What an incentive to joyful, holy living! We can be encouraged like Paul was, living in God’s Kingdom in a hostile world, precisely because God’s invitation and call are every day made new! We are, as it were, just like the thief on the cross in Luke 23:42-43: We can each day cry out in our troubles, “Lord, remember me when you come into your Kingdom.” And each day, He will in turn respond: “Today you will be with me in paradise.” Though we wait for Christ’s return “from Heaven” in 1 Thess. 1:10, and though we “do not see Him now,” yet we nevertheless, “believe in Him and are filled with an inexpressible and glorious joy, for we are receiving the goal of our faith…,” (1 Peter 1:8-9). Even now we enjoy the fruits of Kingdom life!

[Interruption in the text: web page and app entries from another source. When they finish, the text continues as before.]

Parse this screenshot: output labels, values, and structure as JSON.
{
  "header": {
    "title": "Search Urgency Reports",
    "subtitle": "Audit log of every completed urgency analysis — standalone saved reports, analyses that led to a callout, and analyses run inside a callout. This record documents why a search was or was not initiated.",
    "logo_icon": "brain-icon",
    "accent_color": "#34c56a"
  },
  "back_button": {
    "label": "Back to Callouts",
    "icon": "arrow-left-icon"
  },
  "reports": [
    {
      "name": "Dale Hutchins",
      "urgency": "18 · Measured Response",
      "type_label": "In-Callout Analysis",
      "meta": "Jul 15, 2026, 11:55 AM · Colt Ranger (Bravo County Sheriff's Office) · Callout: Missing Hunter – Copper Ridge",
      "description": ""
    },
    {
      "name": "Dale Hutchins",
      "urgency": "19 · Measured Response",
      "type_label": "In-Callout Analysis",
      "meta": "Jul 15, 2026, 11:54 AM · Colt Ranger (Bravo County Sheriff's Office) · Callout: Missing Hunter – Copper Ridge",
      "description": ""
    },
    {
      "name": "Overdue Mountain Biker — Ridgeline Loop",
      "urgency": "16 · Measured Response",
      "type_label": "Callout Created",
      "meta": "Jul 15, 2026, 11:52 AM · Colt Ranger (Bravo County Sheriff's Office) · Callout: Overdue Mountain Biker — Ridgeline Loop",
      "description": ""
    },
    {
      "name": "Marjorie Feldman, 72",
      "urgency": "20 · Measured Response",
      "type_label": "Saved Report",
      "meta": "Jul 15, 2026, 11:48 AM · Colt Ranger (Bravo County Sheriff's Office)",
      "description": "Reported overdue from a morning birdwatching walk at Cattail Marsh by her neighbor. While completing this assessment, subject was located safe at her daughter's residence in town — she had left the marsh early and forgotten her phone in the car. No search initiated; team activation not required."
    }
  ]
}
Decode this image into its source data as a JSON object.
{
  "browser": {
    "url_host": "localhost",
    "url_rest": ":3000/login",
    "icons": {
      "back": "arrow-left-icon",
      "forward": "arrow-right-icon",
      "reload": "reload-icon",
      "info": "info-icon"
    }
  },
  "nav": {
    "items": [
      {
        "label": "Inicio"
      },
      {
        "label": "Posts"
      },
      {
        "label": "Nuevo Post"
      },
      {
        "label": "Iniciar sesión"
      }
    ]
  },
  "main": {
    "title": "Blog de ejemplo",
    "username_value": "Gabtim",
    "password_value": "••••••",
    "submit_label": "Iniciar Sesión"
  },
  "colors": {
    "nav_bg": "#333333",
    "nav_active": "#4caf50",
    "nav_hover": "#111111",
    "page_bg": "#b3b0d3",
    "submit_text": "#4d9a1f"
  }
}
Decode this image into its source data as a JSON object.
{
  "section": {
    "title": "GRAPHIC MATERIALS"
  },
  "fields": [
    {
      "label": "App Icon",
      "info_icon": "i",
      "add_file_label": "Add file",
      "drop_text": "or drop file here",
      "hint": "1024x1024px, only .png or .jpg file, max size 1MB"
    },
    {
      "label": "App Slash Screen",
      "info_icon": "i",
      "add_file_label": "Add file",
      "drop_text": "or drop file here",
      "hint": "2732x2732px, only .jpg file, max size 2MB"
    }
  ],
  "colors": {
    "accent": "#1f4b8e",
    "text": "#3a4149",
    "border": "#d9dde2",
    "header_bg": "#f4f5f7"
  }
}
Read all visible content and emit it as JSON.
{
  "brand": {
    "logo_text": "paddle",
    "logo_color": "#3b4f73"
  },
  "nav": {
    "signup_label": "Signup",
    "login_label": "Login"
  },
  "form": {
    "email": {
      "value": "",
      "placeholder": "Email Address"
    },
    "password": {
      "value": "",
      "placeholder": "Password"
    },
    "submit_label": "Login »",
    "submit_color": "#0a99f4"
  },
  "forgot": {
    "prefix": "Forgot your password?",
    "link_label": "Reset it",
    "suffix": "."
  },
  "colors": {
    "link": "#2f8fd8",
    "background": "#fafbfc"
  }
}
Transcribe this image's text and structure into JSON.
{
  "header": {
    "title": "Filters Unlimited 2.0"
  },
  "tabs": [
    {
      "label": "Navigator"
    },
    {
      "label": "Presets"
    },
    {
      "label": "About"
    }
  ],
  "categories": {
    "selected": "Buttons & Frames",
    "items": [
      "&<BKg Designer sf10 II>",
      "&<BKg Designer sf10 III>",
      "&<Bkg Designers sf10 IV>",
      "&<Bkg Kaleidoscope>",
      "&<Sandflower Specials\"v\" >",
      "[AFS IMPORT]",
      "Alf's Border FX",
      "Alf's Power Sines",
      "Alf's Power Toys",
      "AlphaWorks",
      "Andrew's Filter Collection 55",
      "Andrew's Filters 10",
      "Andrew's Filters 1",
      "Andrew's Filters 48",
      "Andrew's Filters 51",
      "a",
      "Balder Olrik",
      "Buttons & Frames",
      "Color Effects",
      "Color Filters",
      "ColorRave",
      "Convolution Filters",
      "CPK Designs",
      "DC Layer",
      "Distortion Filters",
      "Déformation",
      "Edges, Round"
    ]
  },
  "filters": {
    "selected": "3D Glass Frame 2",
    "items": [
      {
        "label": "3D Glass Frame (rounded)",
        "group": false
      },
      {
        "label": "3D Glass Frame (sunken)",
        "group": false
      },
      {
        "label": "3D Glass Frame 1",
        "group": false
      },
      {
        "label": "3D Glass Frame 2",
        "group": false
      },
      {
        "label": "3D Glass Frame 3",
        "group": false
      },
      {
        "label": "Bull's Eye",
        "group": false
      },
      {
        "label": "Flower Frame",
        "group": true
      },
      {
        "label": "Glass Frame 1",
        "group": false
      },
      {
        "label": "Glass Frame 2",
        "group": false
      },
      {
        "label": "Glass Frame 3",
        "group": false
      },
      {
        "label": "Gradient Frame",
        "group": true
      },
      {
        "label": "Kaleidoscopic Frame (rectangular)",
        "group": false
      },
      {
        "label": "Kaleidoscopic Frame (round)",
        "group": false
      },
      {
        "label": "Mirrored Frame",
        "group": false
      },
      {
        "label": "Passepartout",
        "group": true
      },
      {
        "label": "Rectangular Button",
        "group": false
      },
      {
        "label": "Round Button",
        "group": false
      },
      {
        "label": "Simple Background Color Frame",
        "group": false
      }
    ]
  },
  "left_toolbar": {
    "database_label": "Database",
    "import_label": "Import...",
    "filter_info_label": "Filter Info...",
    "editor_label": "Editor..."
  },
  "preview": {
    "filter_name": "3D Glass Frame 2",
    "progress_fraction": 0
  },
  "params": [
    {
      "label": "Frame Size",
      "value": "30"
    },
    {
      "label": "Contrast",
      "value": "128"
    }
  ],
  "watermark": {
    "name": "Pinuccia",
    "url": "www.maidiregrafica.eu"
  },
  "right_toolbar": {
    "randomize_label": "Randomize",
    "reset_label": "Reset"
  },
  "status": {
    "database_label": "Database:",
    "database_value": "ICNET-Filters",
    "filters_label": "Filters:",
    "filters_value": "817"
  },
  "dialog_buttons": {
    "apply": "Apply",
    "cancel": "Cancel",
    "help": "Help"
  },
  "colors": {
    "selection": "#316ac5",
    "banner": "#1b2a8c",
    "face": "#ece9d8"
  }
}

Meditate and Pray: Thank God for the inspired grammar of His Word here in 1 Thess. 2:12, which requires that we be thankful not only for His effectual ‘once-for-all’ calling of us out of darkness and into light, but also for His daily reminding us of our status and calling as heirs of the Kingdom of God! Let’s taste of these Kingdom fruits even now, with the help of Isaac Watts in hymn # 700:
Come, we that love the Lord,
And let our joys be known;
Join in a song with sweet accord,
And thus surround the throne.
The men of grace have found,
Glory begun below.
Celestial fruits on earthly ground
From faith and hope may grow.
The hill of Zion yields
A thousand sacred sweets,
Before we reach the heav’nly fields,
Or walk the golden streets.
Then let our songs abound,
And every tear be dry;
We’re marching through Immanuel’s ground,
To fairer worlds on high.